Lantau developer that wants to charge 9.5 per cent more in transport fares is urged to be transparent in the wake of losses from ferry fire
The transport operator that serves Discovery Bay is facing calls to make its financial records public, as it emerged that the company lost a HK$9.8 million ferry to a fire a few years ago.
Now, doubts are raised as the resort's developer, HKR International, again seeks approval from the Transport Department for a fare rise of 9.5 per cent on ferries to and from Central and buses around the Lantau development.
Amy Yung Wing-sheung, district councillor for the area, noted HKR did not mention the multimillion-dollar ferry that burned down in its 2011 application.
"Why should we bear the costs of their mistakes?" Yung asked yesterday. "The fact that the insurance company has not made payment even three years on says there's something wrong with their management."
The vessel is mentioned in HKR's 2010-11 annual report as being damaged beyond repair. Yung said it had been undergoing repairs at a shipyard when the blaze broke out during the financial year ended March 31, 2010.
In response to the criticism, HKR called it "groundless speculation" to say the insurer was unwilling to pay up. It said it met all accounting standards as required by the government.
The operator also said it was in elaborate discussions about the scope of repairs.
HKR has applied for the latest fare rises citing higher petrol, staff and maintenance costs. A spokeswoman for the company said earlier that its ferry operations were in the red, with a HK$6 million loss in 2011-12 despite the 2011 increases.
Cheaper tickets for seniors, children under 12 and students also hurt revenue. "It is estimated the loss in future years will exceed HK$20 million annually," she said.

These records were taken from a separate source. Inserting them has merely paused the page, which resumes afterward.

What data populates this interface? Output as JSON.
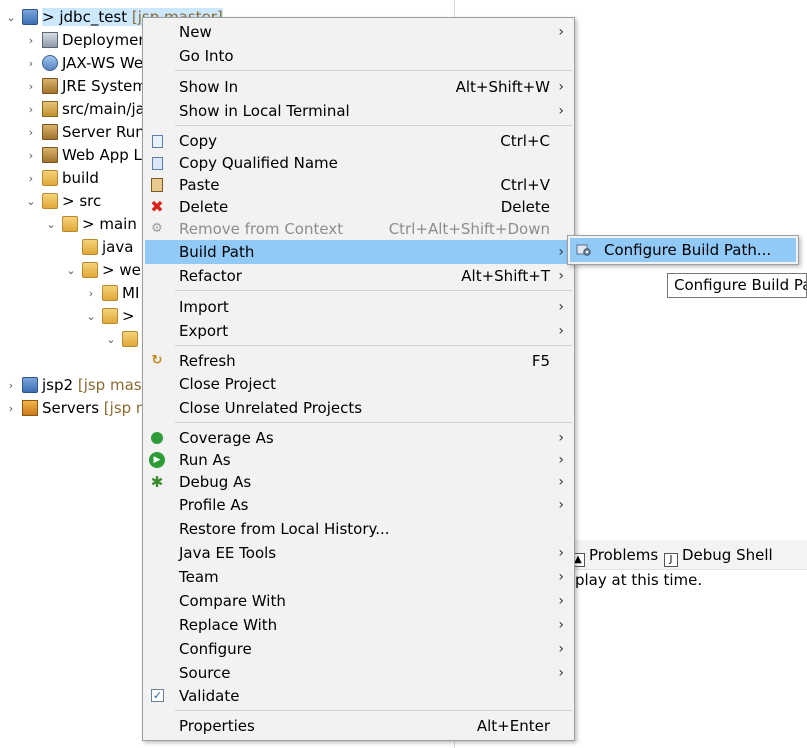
{
  "explorer": {
    "rows": [
      {
        "label": "jdbc_test",
        "prefix": ">",
        "decoration": "[jsp master]",
        "icon": "project-icon"
      },
      {
        "label": "Deploymen",
        "icon": "deployment-descriptor-icon"
      },
      {
        "label": "JAX-WS We",
        "icon": "web-services-icon"
      },
      {
        "label": "JRE System",
        "icon": "library-icon"
      },
      {
        "label": "src/main/ja",
        "icon": "source-folder-icon"
      },
      {
        "label": "Server Runt",
        "icon": "library-icon"
      },
      {
        "label": "Web App L",
        "icon": "library-icon"
      },
      {
        "label": "build",
        "icon": "folder-icon"
      },
      {
        "label": "src",
        "prefix": ">",
        "icon": "folder-icon"
      },
      {
        "label": "main",
        "prefix": ">",
        "icon": "folder-icon"
      },
      {
        "label": "java",
        "icon": "folder-icon"
      },
      {
        "label": "we",
        "prefix": ">",
        "icon": "folder-icon"
      },
      {
        "label": "MI",
        "icon": "folder-icon"
      },
      {
        "label": "",
        "prefix": ">",
        "icon": "folder-icon"
      },
      {
        "label": "",
        "icon": "folder-icon"
      },
      {
        "label": "jsp2",
        "decoration": "[jsp maste",
        "icon": "project-icon"
      },
      {
        "label": "Servers",
        "decoration": "[jsp ma",
        "icon": "folder-icon"
      }
    ]
  },
  "views": {
    "tabs": [
      {
        "label": "Problems",
        "icon": "problems-icon"
      },
      {
        "label": "Debug Shell",
        "icon": "debug-shell-icon"
      }
    ],
    "message": "isplay at this time."
  },
  "context_menu": {
    "items": [
      {
        "label": "New",
        "submenu": true
      },
      {
        "label": "Go Into"
      },
      {
        "label": "Show In",
        "accelerator": "Alt+Shift+W",
        "submenu": true
      },
      {
        "label": "Show in Local Terminal",
        "submenu": true
      },
      {
        "label": "Copy",
        "accelerator": "Ctrl+C",
        "icon": "copy-icon"
      },
      {
        "label": "Copy Qualified Name",
        "icon": "copy-qualified-name-icon"
      },
      {
        "label": "Paste",
        "accelerator": "Ctrl+V",
        "icon": "paste-icon"
      },
      {
        "label": "Delete",
        "accelerator": "Delete",
        "icon": "delete-icon"
      },
      {
        "label": "Remove from Context",
        "accelerator": "Ctrl+Alt+Shift+Down",
        "icon": "remove-context-icon",
        "disabled": true
      },
      {
        "label": "Build Path",
        "submenu": true,
        "active": true
      },
      {
        "label": "Refactor",
        "accelerator": "Alt+Shift+T",
        "submenu": true
      },
      {
        "label": "Import",
        "submenu": true
      },
      {
        "label": "Export",
        "submenu": true
      },
      {
        "label": "Refresh",
        "accelerator": "F5",
        "icon": "refresh-icon"
      },
      {
        "label": "Close Project"
      },
      {
        "label": "Close Unrelated Projects"
      },
      {
        "label": "Coverage As",
        "submenu": true,
        "icon": "coverage-icon"
      },
      {
        "label": "Run As",
        "submenu": true,
        "icon": "run-icon"
      },
      {
        "label": "Debug As",
        "submenu": true,
        "icon": "debug-icon"
      },
      {
        "label": "Profile As",
        "submenu": true
      },
      {
        "label": "Restore from Local History..."
      },
      {
        "label": "Java EE Tools",
        "submenu": true
      },
      {
        "label": "Team",
        "submenu": true
      },
      {
        "label": "Compare With",
        "submenu": true
      },
      {
        "label": "Replace With",
        "submenu": true
      },
      {
        "label": "Configure",
        "submenu": true
      },
      {
        "label": "Source",
        "submenu": true
      },
      {
        "label": "Validate",
        "icon": "validate-icon"
      },
      {
        "label": "Properties",
        "accelerator": "Alt+Enter"
      }
    ]
  },
  "submenu": {
    "label": "Configure Build Path...",
    "icon": "configure-build-path-icon"
  },
  "tooltip": {
    "text": "Configure Build Path"
  },
  "colors": {
    "menu_background": "#f2f2f2",
    "menu_highlight": "#91c9f7",
    "selection": "#cce8ff",
    "disabled_text": "#8d8d8d"
  }
}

In 2009, ferry fares went up 15 per cent for day services and almost 70 per cent for overnight services. About 18,000 people live in Discovery Bay, where cars are banned.
Yung said she conducted an e-mail survey of roughly 180 households. About 90 per cent opposed the latest fare rise, 9 per cent had no comment, and 1 per cent said they were fine with the proposed increase.
One survey respondent, whose name Yung did not divulge, said: "Until there is an independent audit of [the] books verifying the said losses are indeed directly attributed by relevant and inflationary costs, and not mismanagement or inter-group company collusions, we as residents cannot accept such a unilateral fare increase, especially when the last increase was only in 2011."